Impairment Accounting:

  • If impairment is identified, the carrying value of goodwill is reduced to the recoverable amount.
  • Impairment losses are recognized in the income statement as an expense.
  • Companies need to disclose significant information about goodwill and impairment in their financial statements.

Key Considerations:

  • Subjectivity: Estimating fair value and value in use can be subjective, requiring significant judgment and potentially impacting reported financial performance.
  • Volatility: Goodwill can be susceptible to significant fluctuations due to changes in market conditions, economic factors, or the company's performance.
  • Transparency: Companies need to be transparent about their goodwill valuation methods, assumptions made, and any impairment losses identified.
  • Impact on investors: Goodwill and impairment can significantly impact investors' perceptions of a company's financial health and future prospects.

Best Practices for Managing Goodwill:

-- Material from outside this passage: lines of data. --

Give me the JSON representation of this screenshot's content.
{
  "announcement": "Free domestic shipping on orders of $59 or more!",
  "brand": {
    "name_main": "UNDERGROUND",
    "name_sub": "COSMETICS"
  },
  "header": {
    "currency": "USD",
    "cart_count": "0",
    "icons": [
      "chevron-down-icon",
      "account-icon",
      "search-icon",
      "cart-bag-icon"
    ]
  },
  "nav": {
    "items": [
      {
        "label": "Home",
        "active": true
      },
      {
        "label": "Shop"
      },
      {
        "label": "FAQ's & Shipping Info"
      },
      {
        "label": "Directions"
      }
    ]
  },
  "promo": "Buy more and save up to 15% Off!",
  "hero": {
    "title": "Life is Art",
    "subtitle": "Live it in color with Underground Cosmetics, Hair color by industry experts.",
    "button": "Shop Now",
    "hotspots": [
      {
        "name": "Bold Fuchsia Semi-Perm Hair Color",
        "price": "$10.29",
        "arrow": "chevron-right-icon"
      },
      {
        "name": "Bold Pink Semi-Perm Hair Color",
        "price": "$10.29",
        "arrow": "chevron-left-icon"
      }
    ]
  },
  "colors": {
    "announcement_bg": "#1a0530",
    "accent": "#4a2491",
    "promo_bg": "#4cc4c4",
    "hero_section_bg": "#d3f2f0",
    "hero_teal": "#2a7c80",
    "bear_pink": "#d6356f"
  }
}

  • Develop robust impairment testing procedures: This includes establishing clear methodologies for valuation and impairment recognition, using reliable data, and involving qualified personnel.
  • Monitor key indicators: Regularly monitor economic conditions, industry trends, and company performance to identify potential triggers for impairment.
  • Maintain comprehensive documentation: Document all assumptions, calculations, and justifications used for valuation and impairment testing.
  • Communicate effectively: Clearly disclose goodwill and impairment information in financial statements and explain the reasoning behind any impairment charges.


Managing goodwill and impairment effectively is crucial for maintaining transparent and accurate financial reporting. By adhering to best practices, companies can ensure proper accounting for goodwill, minimize the risk of misleading information, and foster investor confidence for long-term success.